## What to do
Scan the lines below; pull out those with "chào".

(Data records)
== Segment start ==

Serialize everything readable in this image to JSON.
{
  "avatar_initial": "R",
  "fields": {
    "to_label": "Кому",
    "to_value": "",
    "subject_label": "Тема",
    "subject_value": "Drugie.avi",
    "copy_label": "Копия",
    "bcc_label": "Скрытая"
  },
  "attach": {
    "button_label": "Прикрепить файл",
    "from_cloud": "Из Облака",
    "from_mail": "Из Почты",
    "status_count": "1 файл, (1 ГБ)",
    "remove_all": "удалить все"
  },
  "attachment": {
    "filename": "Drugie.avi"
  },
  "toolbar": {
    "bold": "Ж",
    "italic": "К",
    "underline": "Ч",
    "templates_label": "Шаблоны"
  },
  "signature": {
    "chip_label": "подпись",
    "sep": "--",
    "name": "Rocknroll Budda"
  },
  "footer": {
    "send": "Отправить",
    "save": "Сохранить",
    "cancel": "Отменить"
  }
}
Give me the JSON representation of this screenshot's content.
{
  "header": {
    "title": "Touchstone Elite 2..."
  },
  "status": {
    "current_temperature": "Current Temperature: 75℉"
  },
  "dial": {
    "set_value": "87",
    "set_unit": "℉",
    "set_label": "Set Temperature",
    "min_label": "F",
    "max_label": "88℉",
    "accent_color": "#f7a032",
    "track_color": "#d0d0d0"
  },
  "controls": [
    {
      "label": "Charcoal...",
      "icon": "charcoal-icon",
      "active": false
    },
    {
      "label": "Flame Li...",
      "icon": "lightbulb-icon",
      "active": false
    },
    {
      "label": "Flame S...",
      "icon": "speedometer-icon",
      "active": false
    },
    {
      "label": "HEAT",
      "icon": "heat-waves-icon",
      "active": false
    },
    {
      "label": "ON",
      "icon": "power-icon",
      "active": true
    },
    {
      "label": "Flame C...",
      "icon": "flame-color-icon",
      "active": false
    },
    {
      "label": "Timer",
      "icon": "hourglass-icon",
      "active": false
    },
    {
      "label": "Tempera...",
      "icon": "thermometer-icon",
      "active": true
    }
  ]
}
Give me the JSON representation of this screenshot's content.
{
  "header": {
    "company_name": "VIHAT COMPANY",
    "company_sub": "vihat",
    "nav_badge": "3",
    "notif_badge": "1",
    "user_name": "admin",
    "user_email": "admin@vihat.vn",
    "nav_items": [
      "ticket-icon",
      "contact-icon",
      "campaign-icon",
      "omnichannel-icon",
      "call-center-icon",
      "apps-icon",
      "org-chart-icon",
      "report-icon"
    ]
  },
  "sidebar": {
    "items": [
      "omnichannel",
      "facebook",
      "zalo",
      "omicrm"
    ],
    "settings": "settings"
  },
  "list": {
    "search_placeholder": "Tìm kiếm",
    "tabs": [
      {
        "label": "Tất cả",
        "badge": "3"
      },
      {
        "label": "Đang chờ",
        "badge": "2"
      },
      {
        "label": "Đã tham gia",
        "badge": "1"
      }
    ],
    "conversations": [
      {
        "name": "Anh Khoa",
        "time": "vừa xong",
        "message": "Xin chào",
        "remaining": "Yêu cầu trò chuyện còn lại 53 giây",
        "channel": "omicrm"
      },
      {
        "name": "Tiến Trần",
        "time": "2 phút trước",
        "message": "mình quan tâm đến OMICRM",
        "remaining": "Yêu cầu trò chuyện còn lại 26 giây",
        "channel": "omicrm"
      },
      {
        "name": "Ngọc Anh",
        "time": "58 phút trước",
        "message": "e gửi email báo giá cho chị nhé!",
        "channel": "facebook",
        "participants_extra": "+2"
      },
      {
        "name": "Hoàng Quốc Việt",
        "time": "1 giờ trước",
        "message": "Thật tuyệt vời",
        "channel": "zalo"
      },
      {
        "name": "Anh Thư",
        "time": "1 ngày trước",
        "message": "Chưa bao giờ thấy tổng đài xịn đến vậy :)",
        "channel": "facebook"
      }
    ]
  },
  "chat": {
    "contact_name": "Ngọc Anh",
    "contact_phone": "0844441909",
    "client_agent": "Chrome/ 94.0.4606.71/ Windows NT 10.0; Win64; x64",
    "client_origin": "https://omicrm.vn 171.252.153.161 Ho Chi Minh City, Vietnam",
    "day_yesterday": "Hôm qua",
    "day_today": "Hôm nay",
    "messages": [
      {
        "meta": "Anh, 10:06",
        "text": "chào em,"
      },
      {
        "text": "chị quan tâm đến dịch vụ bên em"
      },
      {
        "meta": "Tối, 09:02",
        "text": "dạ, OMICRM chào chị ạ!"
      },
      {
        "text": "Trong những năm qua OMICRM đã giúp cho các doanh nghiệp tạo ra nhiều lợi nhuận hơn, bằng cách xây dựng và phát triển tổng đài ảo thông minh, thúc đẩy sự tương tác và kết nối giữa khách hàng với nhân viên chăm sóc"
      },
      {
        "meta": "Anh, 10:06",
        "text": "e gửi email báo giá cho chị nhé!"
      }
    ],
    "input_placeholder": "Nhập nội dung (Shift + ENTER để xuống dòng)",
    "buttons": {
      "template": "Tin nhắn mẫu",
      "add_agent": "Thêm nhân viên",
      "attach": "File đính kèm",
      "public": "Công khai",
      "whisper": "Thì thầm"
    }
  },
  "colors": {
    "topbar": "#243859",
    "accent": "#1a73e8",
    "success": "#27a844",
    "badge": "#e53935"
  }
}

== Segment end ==

## Finished exercise
        "message": "Xin chào",
        "text": "chào em,"
        "text": "dạ, OMICRM chào chị ạ!"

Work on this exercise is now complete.